Our old washing machine finally gave up the ghost and we decided to buy a new one and not have it repaired. Our daughter had the same experience recently and found out that the repair was going to cost over $400 plus a $95 service call.
So, I went shopping and found a suitable replacement. Paid the bill, set up a delivery date, and planned my schedule to be home for the delivery truck’s arrival. That morning the phone rang and I was told that the model I purchased wasn’t in stock, the salesperson had made an error. Stating that I needed a washer immediately the seller agreed to a higher priced, high-technology, model for the same amount of money. I agreed and later in the day delivery and installation was completed.
At first all the newness seemed a little daunting but after using it a couple of times it is actually simpler to use than our old model. But what’s going to take some time adjusting to is all the new sounds that come out of our laundry room. There are clicks and beeps that just didn’t happen while doing a load of socks before. One of those clicks is the lid automatically locking. Why does the lid have to lock?
Well, it might have to do with a newfangled way of beating the dirt out of clothing. Instead of an agitator that slaps back and forth this new washer, I think, surges the clothing up and down with water pressure. I can’t really tell what’s going on inside because the damned lid is locked. Maybe that’s why they’re putting glass lids on the higher priced models, so you can see just what the hell is going on.
Unlike the cat I can live with being curious about the internal functions of this machine. What may take some time, however, is getting used to all these new sounds. Especially, the sound made by the surging action during the wash cycle. Instead of the familiar slosh, slosh of the agitator we now have a very disturbing and alien whoosh, whoosh making us ill at ease while trying to watch the Lawrence Welk Show.

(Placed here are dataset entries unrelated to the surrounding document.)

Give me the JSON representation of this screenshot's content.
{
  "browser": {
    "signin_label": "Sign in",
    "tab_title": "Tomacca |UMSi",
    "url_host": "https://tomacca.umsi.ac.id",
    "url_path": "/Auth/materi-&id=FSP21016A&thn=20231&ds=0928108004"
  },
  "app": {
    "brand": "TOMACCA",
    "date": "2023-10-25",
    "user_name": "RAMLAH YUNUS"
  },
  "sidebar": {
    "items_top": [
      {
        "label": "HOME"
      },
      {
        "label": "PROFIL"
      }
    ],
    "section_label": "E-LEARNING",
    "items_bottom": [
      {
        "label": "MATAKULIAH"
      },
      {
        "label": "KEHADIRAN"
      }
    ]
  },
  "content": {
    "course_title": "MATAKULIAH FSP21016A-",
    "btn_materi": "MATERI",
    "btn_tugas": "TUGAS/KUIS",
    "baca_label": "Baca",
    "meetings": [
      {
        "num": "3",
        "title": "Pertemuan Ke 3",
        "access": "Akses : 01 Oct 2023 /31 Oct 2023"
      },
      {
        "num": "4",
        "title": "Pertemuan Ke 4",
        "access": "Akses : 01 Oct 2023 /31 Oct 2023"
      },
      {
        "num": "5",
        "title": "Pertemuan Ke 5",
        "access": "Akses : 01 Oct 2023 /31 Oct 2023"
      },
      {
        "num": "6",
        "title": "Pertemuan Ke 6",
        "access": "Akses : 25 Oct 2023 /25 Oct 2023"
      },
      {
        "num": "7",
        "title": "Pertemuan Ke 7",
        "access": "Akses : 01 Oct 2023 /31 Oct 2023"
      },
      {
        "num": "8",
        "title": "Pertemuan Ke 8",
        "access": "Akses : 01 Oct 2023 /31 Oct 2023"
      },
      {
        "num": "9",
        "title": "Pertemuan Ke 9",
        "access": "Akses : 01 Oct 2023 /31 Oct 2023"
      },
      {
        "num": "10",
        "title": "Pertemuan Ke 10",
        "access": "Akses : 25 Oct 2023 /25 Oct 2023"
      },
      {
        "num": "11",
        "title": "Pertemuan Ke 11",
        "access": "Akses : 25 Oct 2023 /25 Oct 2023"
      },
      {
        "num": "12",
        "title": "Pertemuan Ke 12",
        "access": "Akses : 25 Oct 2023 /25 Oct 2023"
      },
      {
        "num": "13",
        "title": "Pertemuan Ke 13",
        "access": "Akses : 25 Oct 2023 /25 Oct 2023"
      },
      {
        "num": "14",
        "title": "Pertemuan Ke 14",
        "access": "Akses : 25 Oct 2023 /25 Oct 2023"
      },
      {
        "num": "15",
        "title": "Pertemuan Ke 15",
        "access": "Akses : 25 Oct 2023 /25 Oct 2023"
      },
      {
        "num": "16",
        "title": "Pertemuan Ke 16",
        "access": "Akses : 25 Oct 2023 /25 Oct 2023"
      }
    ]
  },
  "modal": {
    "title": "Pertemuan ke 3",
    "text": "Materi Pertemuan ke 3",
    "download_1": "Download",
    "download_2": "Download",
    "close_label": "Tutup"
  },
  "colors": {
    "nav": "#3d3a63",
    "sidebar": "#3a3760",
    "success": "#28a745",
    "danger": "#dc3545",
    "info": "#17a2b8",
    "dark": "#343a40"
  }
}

That’s another thing, why do you start watching Lawrence Welk when you get old?